There were no reports of religious prisoners or detainees in the country.
Forced Religious Conversion
There were no reports of forced religious conversion, including of minor U.S. citizens who had been abducted or illegally removed from the United States, or of the refusal to allow such citizens to be returned to the United States.
Improvements and Positive Developments in Respect for Religious Freedom
The Government permitted the Jewish community more visits to Israel. In April 2008 the Government also allowed the importation of $40,000 of duty-free foodstuffs for Passover and expedited the shipment through customs.
On February 28, 2008, the Government signed the International Covenant on Civil and Political Rights (ICCPR) and the International Covenant on Economic, Social, and Cultural Rights (ICESC) with reservations. Article 18 of the ICCPR guarantees freedom of thought, conscience, and religion. Although the Government never officially made the treaty texts publicly available, the Catholic Church publication Palabra Nueva published the texts. The treaties have yet to be ratified by the Government.
From February 20 to 26, 2008, the Vatican Secretary of State, Cardinal Tarciso Bertone, visited the country and reportedly met with President Raul Castro. On February 23, 2008, Cardinal Bertone unveiled a statue of Pope John Paul II in Santa Clara to commemorate the 10th anniversary of the Pope's visit.
Some religious groups reported fewer restrictions on politically-sensitive expression; for example, some Catholic parishes offered prayers for political prisoners. While religious leaders normally avoided specifically political commentary, congregations reported increasing boldness in discussions of social issues in sermons without repercussions. Unlike during previous reporting periods, the organization Damas de Blanco (Ladies in White), composed of the relatives and supporters of political prisoners, gathered without government interference on Sundays at the Church of Santa Rita in Havana.
Various religious groups found it somewhat easier to import religious materials; bring in foreign religious workers; travel abroad to attend conferences and religious events; utilize limited Internet access; and restore houses of worship. Outside central Havana, construction continued on the first new Catholic seminary to be built in 50 years, and instruction began in completed classrooms.
Many religious organizations reported a significant rise in membership as well as a revival in interest in religion in general, especially among the young. Most churches reported increased participation in classes for religious instruction for children because the government schools no longer scheduled competing activities on Sundays.

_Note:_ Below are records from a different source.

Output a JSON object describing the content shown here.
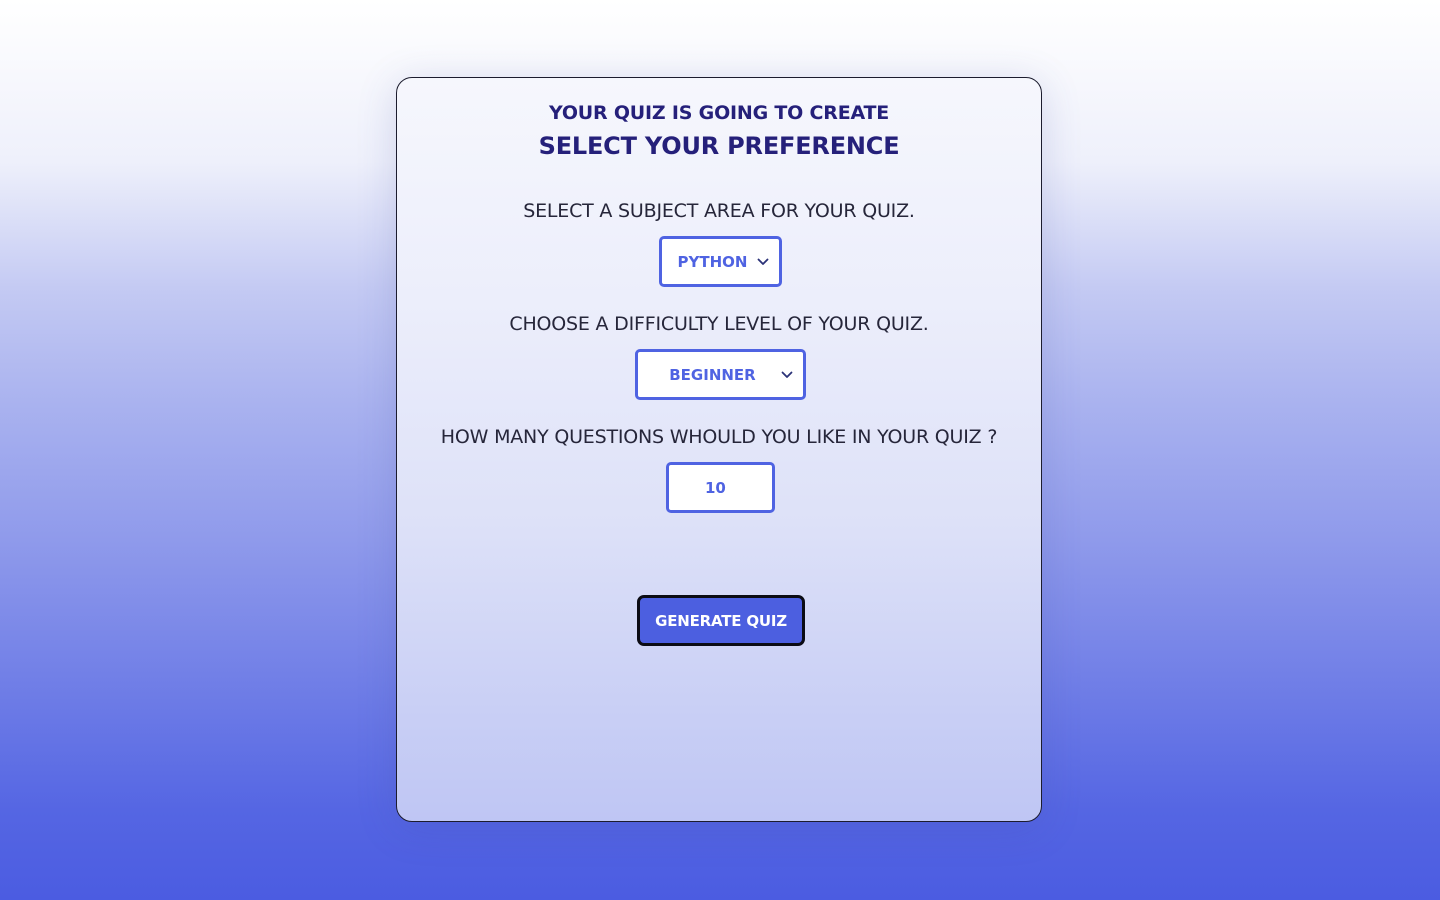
{
  "header": {
    "subtitle": "YOUR QUIZ IS GOING TO CREATE",
    "title": "SELECT YOUR PREFERENCE"
  },
  "form": {
    "subject": {
      "label": "SELECT A SUBJECT AREA FOR YOUR QUIZ.",
      "selected": "PYTHON"
    },
    "difficulty": {
      "label": "CHOOSE A DIFFICULTY LEVEL OF YOUR QUIZ.",
      "selected": "BEGINNER"
    },
    "questions": {
      "label": "HOW MANY QUESTIONS WHOULD YOU LIKE IN YOUR QUIZ ?",
      "value": "10"
    },
    "submit_label": "GENERATE QUIZ"
  },
  "colors": {
    "accent": "#4f63e2",
    "heading": "#25207a",
    "button_bg": "#4c5fe0"
  },
  "icons": {
    "select_chevron": "chevron-down-icon"
  }
}
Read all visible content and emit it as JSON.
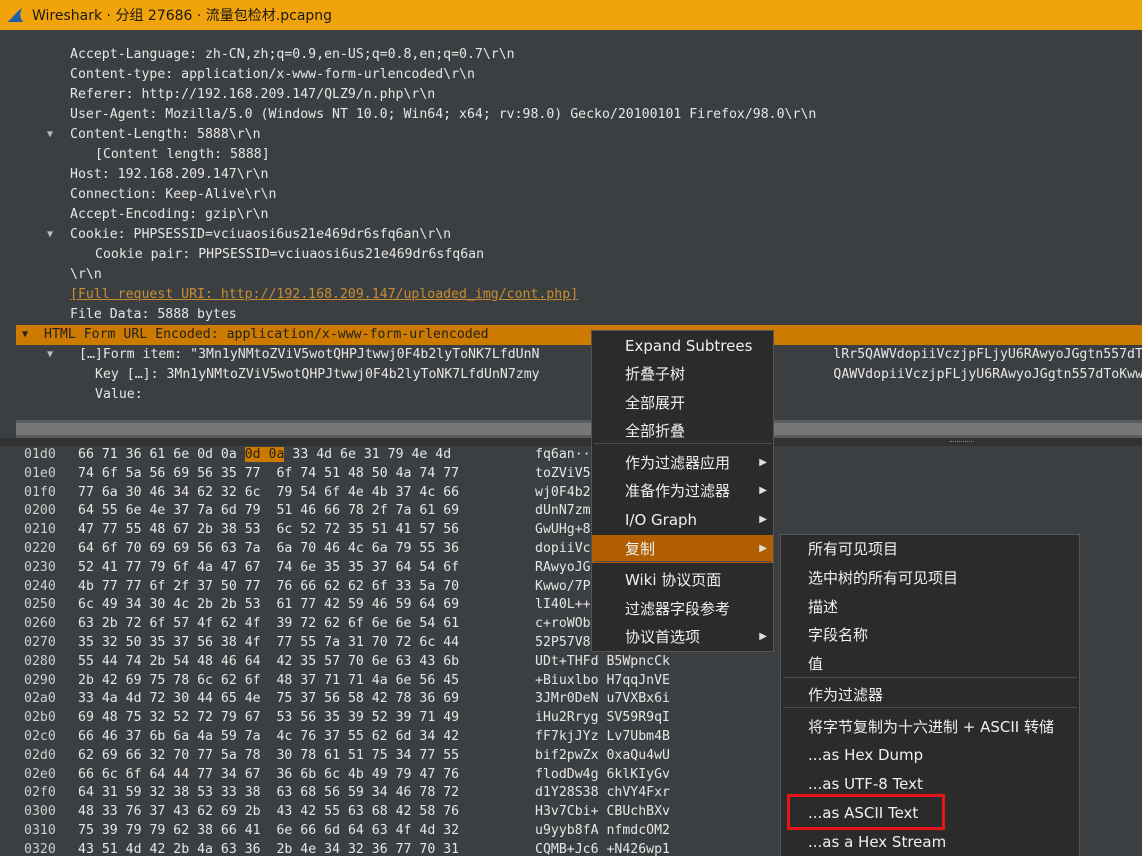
{
  "window": {
    "title": "Wireshark · 分组 27686 · 流量包检材.pcapng"
  },
  "tree": {
    "lines": [
      {
        "arrow": "",
        "text": "Accept-Language: zh-CN,zh;q=0.9,en-US;q=0.8,en;q=0.7\\r\\n"
      },
      {
        "arrow": "",
        "text": "Content-type: application/x-www-form-urlencoded\\r\\n"
      },
      {
        "arrow": "",
        "text": "Referer: http://192.168.209.147/QLZ9/n.php\\r\\n"
      },
      {
        "arrow": "",
        "text": "User-Agent: Mozilla/5.0 (Windows NT 10.0; Win64; x64; rv:98.0) Gecko/20100101 Firefox/98.0\\r\\n"
      },
      {
        "arrow": "▼",
        "text": "Content-Length: 5888\\r\\n"
      },
      {
        "arrow": "",
        "text": "[Content length: 5888]"
      },
      {
        "arrow": "",
        "text": "Host: 192.168.209.147\\r\\n"
      },
      {
        "arrow": "",
        "text": "Connection: Keep-Alive\\r\\n"
      },
      {
        "arrow": "",
        "text": "Accept-Encoding: gzip\\r\\n"
      },
      {
        "arrow": "▼",
        "text": "Cookie: PHPSESSID=vciuaosi6us21e469dr6sfq6an\\r\\n"
      },
      {
        "arrow": "",
        "text": "Cookie pair: PHPSESSID=vciuaosi6us21e469dr6sfq6an"
      },
      {
        "arrow": "",
        "text": "\\r\\n"
      },
      {
        "arrow": "",
        "text": "[Full request URI: http://192.168.209.147/uploaded_img/cont.php]"
      },
      {
        "arrow": "",
        "text": "File Data: 5888 bytes"
      },
      {
        "arrow": "▼",
        "text": "HTML Form URL Encoded: application/x-www-form-urlencoded"
      },
      {
        "arrow": "▼",
        "text": "[…]Form item: \"3Mn1yNMtoZViV5wotQHPJtwwj0F4b2lyToNK7LfdUnN                                     lRr5QAWVdopiiVczjpFLjyU6RAwyoJGgtn557dToK"
      },
      {
        "arrow": "",
        "text": "Key […]: 3Mn1yNMtoZViV5wotQHPJtwwj0F4b2lyToNK7LfdUnN7zmy                                     QAWVdopiiVczjpFLjyU6RAwyoJGgtn557dToKwwo/7"
      },
      {
        "arrow": "",
        "text": "Value:"
      }
    ]
  },
  "hex": {
    "rows": [
      {
        "offset": "01d0",
        "bytes": "66 71 36 61 6e 0d 0a ",
        "hl": "0d 0a",
        "bytes_after": " 33 4d 6e 31 79 4e 4d",
        "ascii": "fq6an··"
      },
      {
        "offset": "01e0",
        "bytes": "74 6f 5a 56 69 56 35 77  6f 74 51 48 50 4a 74 77",
        "ascii": "toZViV5"
      },
      {
        "offset": "01f0",
        "bytes": "77 6a 30 46 34 62 32 6c  79 54 6f 4e 4b 37 4c 66",
        "ascii": "wj0F4b2"
      },
      {
        "offset": "0200",
        "bytes": "64 55 6e 4e 37 7a 6d 79  51 46 66 78 2f 7a 61 69",
        "ascii": "dUnN7zm"
      },
      {
        "offset": "0210",
        "bytes": "47 77 55 48 67 2b 38 53  6c 52 72 35 51 41 57 56",
        "ascii": "GwUHg+8"
      },
      {
        "offset": "0220",
        "bytes": "64 6f 70 69 69 56 63 7a  6a 70 46 4c 6a 79 55 36",
        "ascii": "dopiiVc"
      },
      {
        "offset": "0230",
        "bytes": "52 41 77 79 6f 4a 47 67  74 6e 35 35 37 64 54 6f",
        "ascii": "RAwyoJG"
      },
      {
        "offset": "0240",
        "bytes": "4b 77 77 6f 2f 37 50 77  76 66 62 62 6f 33 5a 70",
        "ascii": "Kwwo/7P"
      },
      {
        "offset": "0250",
        "bytes": "6c 49 34 30 4c 2b 2b 53  61 77 42 59 46 59 64 69",
        "ascii": "lI40L++"
      },
      {
        "offset": "0260",
        "bytes": "63 2b 72 6f 57 4f 62 4f  39 72 62 6f 6e 6e 54 61",
        "ascii": "c+roWOb"
      },
      {
        "offset": "0270",
        "bytes": "35 32 50 35 37 56 38 4f  77 55 7a 31 70 72 6c 44",
        "ascii": "52P57V8"
      },
      {
        "offset": "0280",
        "bytes": "55 44 74 2b 54 48 46 64  42 35 57 70 6e 63 43 6b",
        "ascii": "UDt+THFd B5WpncCk"
      },
      {
        "offset": "0290",
        "bytes": "2b 42 69 75 78 6c 62 6f  48 37 71 71 4a 6e 56 45",
        "ascii": "+Biuxlbo H7qqJnVE"
      },
      {
        "offset": "02a0",
        "bytes": "33 4a 4d 72 30 44 65 4e  75 37 56 58 42 78 36 69",
        "ascii": "3JMr0DeN u7VXBx6i"
      },
      {
        "offset": "02b0",
        "bytes": "69 48 75 32 52 72 79 67  53 56 35 39 52 39 71 49",
        "ascii": "iHu2Rryg SV59R9qI"
      },
      {
        "offset": "02c0",
        "bytes": "66 46 37 6b 6a 4a 59 7a  4c 76 37 55 62 6d 34 42",
        "ascii": "fF7kjJYz Lv7Ubm4B"
      },
      {
        "offset": "02d0",
        "bytes": "62 69 66 32 70 77 5a 78  30 78 61 51 75 34 77 55",
        "ascii": "bif2pwZx 0xaQu4wU"
      },
      {
        "offset": "02e0",
        "bytes": "66 6c 6f 64 44 77 34 67  36 6b 6c 4b 49 79 47 76",
        "ascii": "flodDw4g 6klKIyGv"
      },
      {
        "offset": "02f0",
        "bytes": "64 31 59 32 38 53 33 38  63 68 56 59 34 46 78 72",
        "ascii": "d1Y28S38 chVY4Fxr"
      },
      {
        "offset": "0300",
        "bytes": "48 33 76 37 43 62 69 2b  43 42 55 63 68 42 58 76",
        "ascii": "H3v7Cbi+ CBUchBXv"
      },
      {
        "offset": "0310",
        "bytes": "75 39 79 79 62 38 66 41  6e 66 6d 64 63 4f 4d 32",
        "ascii": "u9yyb8fA nfmdcOM2"
      },
      {
        "offset": "0320",
        "bytes": "43 51 4d 42 2b 4a 63 36  2b 4e 34 32 36 77 70 31",
        "ascii": "CQMB+Jc6 +N426wp1"
      }
    ]
  },
  "context_menu": {
    "items": [
      {
        "label": "Expand Subtrees",
        "submenu": false
      },
      {
        "label": "折叠子树",
        "submenu": false
      },
      {
        "label": "全部展开",
        "submenu": false
      },
      {
        "label": "全部折叠",
        "submenu": false
      },
      {
        "label": "作为过滤器应用",
        "submenu": true
      },
      {
        "label": "准备作为过滤器",
        "submenu": true
      },
      {
        "label": "I/O Graph",
        "submenu": true
      },
      {
        "label": "复制",
        "submenu": true
      },
      {
        "label": "Wiki 协议页面",
        "submenu": false
      },
      {
        "label": "过滤器字段参考",
        "submenu": false
      },
      {
        "label": "协议首选项",
        "submenu": true
      }
    ]
  },
  "copy_submenu": {
    "items": [
      {
        "label": "所有可见项目"
      },
      {
        "label": "选中树的所有可见项目"
      },
      {
        "label": "描述"
      },
      {
        "label": "字段名称"
      },
      {
        "label": "值"
      },
      {
        "label": "作为过滤器"
      },
      {
        "label": "将字节复制为十六进制 + ASCII 转储"
      },
      {
        "label": "...as Hex Dump"
      },
      {
        "label": "...as UTF-8 Text"
      },
      {
        "label": "...as ASCII Text"
      },
      {
        "label": "...as a Hex Stream"
      }
    ]
  },
  "colors": {
    "title_bar": "#f0a30a",
    "selection": "#cd7a00",
    "menu_hover": "#b05e00",
    "highlight_box": "#e4161b"
  }
}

The Government granted the CCC time for periodic radio broadcasts early on Sunday mornings.
Section III. Societal Abuses and Discrimination
There were no reports of societal abuses or discrimination based on religious affiliation, belief, or practice. However, the growth of small unregistered Pentecostal and charismatic congregations created divisions among Protestant groups.
Some members of society complained that government officials reportedly granted favors to many babalawos (Santeria priests) in exchange for predictions about the future that were favorable to the Government.
Section IV. U.S. Government Policy
U.S. government policy toward the country is to promote a rapid, peaceful transition to democracy and respect for human rights, including religious freedom, and the U.S. Government encourages the development of civil society, which includes the strengthening of religious institutions. Officials from the U.S. Interests Section met frequently with representatives of religious groups.
As in the past, the U.S. Government urged international pressure on the Government to cease its repressive practices, including religious discrimination, harassment, and surveillance.